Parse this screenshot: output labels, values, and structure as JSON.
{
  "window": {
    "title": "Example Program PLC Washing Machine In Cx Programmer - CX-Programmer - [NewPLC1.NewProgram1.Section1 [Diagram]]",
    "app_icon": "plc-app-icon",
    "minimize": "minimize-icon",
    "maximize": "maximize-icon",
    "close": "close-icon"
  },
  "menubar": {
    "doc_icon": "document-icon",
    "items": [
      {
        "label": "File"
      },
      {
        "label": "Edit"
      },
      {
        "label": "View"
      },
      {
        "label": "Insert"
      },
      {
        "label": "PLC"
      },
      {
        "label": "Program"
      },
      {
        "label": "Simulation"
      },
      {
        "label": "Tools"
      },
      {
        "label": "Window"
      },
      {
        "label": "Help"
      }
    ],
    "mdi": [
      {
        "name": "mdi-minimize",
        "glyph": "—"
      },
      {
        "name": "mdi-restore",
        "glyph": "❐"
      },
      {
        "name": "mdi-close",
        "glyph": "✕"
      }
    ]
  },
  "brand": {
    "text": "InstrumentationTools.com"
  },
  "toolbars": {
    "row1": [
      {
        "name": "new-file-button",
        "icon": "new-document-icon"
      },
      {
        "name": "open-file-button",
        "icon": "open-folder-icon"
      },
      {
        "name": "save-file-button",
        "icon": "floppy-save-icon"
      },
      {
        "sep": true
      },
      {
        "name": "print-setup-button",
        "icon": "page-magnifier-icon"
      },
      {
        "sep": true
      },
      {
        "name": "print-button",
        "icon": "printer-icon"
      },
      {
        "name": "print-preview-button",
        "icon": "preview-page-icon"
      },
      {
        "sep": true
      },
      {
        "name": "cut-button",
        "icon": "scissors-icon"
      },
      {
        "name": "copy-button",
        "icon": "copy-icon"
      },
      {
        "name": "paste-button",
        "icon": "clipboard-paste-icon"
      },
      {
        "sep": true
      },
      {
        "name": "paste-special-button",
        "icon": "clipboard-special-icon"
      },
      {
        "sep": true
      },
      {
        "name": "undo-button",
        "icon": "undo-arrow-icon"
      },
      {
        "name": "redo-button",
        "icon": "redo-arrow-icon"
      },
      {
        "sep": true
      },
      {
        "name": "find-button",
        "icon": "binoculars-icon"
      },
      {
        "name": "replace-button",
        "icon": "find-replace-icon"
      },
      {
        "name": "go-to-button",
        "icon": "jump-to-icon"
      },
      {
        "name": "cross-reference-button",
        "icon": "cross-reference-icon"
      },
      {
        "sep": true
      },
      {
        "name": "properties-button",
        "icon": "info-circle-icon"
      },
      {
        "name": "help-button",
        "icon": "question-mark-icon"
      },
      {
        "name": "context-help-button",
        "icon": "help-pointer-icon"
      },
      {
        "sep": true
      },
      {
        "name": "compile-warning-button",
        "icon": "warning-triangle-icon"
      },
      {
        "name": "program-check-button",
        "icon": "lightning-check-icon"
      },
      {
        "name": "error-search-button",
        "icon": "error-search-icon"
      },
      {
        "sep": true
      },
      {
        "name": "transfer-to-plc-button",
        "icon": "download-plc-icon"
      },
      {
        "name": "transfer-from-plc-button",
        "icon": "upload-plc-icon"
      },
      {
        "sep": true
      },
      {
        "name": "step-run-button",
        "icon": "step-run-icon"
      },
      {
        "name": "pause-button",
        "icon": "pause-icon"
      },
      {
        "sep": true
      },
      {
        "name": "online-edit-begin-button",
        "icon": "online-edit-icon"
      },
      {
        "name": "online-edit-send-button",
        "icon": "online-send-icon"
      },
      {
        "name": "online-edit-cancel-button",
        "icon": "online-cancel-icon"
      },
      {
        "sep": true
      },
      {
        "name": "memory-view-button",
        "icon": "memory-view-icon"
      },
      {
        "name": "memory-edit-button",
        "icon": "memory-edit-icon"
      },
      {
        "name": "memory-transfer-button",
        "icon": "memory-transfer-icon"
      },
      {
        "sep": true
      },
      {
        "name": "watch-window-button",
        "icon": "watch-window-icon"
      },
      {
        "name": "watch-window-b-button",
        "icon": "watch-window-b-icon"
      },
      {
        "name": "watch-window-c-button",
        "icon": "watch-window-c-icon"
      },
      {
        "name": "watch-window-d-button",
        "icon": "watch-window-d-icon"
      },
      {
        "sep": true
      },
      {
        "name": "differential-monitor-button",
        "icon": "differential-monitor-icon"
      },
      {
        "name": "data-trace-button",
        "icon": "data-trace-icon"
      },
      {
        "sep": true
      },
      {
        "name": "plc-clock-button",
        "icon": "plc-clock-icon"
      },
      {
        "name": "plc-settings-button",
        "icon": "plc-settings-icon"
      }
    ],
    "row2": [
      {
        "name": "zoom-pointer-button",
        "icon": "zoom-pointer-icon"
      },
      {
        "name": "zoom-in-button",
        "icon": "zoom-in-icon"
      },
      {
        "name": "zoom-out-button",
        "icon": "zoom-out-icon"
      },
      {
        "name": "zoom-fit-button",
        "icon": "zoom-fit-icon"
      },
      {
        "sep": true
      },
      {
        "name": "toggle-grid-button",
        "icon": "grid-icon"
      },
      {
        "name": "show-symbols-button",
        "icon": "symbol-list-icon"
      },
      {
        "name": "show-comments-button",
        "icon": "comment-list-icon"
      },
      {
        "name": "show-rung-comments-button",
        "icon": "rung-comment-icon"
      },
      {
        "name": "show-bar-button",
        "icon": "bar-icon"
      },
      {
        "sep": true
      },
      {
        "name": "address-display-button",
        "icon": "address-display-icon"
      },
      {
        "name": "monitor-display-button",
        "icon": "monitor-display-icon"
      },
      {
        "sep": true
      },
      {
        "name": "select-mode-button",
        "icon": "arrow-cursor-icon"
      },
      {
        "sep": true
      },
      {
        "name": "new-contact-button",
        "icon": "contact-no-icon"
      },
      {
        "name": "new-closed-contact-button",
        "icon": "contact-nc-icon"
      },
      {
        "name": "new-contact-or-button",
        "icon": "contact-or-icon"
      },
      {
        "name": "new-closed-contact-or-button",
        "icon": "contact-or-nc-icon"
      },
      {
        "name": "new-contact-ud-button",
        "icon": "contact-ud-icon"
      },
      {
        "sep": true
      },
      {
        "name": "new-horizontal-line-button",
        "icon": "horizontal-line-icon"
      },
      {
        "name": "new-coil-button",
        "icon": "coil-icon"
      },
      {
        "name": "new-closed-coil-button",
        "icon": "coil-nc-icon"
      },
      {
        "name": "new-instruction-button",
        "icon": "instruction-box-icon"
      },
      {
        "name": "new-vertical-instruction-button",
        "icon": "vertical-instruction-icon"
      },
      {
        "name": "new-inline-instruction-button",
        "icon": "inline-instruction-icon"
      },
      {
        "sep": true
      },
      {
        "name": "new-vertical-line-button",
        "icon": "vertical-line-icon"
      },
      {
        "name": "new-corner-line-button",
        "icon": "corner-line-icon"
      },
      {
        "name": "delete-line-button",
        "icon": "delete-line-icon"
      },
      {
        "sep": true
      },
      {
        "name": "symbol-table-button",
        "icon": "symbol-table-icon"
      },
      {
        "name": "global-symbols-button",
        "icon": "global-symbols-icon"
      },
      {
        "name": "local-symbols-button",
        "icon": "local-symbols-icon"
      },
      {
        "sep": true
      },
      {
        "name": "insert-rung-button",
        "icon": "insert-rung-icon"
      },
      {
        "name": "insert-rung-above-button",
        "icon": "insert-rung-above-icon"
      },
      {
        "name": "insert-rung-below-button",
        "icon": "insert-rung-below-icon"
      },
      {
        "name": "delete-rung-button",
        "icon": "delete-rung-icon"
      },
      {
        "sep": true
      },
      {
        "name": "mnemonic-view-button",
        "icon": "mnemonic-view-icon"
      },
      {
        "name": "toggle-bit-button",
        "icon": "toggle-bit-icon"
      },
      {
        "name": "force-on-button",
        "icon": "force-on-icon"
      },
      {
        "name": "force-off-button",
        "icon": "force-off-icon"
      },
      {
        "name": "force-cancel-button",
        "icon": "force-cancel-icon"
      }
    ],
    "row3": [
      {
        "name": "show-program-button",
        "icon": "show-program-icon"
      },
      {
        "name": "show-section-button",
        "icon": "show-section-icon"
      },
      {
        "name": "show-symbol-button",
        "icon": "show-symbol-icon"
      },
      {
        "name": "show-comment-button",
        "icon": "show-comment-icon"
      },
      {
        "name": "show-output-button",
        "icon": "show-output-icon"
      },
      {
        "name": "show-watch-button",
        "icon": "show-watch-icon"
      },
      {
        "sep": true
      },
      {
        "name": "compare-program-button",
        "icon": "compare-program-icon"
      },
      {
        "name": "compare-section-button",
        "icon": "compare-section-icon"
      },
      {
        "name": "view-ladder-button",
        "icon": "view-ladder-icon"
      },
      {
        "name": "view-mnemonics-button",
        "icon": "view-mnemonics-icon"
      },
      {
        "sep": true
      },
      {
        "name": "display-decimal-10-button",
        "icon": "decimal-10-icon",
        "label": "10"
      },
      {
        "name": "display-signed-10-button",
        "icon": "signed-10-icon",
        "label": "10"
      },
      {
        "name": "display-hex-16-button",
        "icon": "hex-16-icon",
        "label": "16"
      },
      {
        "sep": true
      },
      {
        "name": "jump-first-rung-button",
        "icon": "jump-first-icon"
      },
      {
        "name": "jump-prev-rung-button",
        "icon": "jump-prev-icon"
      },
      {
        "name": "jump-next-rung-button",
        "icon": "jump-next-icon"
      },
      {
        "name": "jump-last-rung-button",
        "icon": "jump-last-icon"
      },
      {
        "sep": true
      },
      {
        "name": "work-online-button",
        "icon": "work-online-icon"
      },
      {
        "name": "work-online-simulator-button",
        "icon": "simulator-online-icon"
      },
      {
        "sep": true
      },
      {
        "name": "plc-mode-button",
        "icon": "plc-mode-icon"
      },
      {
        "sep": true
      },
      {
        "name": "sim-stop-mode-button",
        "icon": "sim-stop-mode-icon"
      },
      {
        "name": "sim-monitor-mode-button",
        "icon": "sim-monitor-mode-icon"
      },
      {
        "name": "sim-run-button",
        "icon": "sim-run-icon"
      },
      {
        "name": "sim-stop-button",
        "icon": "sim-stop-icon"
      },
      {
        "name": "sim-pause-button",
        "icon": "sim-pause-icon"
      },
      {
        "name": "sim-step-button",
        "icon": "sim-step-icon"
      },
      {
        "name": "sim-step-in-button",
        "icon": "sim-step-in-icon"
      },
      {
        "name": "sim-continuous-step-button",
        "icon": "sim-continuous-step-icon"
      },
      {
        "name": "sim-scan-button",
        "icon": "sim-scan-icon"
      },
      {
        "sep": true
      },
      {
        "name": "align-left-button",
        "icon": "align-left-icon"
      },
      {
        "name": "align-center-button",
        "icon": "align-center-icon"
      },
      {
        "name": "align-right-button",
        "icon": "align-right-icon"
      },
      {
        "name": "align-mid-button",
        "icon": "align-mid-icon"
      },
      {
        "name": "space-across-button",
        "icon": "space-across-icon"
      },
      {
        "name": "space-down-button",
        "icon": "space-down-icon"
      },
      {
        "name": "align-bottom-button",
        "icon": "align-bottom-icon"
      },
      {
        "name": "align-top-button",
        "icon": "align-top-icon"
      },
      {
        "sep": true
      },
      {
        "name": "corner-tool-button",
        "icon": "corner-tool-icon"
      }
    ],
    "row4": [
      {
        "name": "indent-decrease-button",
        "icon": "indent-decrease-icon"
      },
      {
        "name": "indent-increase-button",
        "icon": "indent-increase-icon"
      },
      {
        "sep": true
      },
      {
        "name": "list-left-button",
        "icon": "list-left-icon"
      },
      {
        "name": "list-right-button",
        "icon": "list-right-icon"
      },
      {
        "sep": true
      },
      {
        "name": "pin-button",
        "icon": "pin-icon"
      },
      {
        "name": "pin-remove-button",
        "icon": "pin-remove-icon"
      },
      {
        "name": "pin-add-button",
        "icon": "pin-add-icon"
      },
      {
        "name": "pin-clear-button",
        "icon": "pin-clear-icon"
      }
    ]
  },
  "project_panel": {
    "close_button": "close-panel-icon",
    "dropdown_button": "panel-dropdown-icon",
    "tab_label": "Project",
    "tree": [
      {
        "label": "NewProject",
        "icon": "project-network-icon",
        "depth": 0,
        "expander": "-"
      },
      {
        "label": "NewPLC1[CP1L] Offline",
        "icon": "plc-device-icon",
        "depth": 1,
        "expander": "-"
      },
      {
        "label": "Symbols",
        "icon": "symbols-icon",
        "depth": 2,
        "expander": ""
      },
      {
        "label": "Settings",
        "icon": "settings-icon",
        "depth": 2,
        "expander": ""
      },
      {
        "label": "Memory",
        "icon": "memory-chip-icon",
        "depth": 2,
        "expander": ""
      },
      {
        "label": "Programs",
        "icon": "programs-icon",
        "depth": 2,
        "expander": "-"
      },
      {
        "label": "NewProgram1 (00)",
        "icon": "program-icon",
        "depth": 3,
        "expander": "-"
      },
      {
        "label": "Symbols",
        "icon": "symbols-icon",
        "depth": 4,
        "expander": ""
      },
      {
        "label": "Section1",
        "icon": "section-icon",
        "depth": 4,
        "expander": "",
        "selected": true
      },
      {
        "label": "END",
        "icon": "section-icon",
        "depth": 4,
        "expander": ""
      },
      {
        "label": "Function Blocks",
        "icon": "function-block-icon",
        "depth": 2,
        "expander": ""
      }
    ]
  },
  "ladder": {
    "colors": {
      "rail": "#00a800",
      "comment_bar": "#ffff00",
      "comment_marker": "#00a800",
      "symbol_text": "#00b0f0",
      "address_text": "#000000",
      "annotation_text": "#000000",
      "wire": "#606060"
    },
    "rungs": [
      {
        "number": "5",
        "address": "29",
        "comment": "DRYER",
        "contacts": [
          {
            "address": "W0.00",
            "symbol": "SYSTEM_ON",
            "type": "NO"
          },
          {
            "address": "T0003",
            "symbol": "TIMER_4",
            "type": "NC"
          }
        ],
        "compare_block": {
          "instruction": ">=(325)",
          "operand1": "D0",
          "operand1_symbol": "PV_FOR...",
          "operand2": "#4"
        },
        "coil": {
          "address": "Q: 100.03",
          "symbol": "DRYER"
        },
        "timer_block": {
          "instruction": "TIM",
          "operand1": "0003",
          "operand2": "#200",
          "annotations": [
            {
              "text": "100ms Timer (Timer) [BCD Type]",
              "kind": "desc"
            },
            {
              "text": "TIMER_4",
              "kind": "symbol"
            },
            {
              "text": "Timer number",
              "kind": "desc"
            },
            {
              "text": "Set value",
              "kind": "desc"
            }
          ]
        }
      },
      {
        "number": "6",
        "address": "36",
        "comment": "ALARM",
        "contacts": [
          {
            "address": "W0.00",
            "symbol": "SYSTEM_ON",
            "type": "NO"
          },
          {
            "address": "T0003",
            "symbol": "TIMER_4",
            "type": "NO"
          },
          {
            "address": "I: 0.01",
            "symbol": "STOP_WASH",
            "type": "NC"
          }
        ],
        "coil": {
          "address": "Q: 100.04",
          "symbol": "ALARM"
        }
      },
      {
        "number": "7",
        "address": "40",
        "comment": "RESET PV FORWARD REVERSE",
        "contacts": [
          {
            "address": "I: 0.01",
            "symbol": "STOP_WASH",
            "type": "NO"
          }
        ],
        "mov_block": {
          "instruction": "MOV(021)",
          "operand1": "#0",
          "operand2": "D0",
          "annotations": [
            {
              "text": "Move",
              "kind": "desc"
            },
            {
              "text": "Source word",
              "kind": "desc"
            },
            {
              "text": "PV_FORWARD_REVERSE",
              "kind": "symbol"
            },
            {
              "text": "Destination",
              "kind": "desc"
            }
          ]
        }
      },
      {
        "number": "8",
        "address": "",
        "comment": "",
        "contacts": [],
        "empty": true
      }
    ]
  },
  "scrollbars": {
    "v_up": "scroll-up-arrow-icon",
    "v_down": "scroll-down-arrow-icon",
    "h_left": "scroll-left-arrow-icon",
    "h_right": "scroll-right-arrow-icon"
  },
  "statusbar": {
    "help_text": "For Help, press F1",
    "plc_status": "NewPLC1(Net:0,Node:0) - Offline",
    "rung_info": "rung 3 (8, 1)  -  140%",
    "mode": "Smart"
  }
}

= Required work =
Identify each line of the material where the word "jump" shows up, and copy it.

= Solution to the exercise =
        "icon": "jump-to-icon"
        "name": "jump-first-rung-button",
        "icon": "jump-first-icon"
        "name": "jump-prev-rung-button",
        "icon": "jump-prev-icon"
        "name": "jump-next-rung-button",
        "icon": "jump-next-icon"
        "name": "jump-last-rung-button",
        "icon": "jump-last-icon"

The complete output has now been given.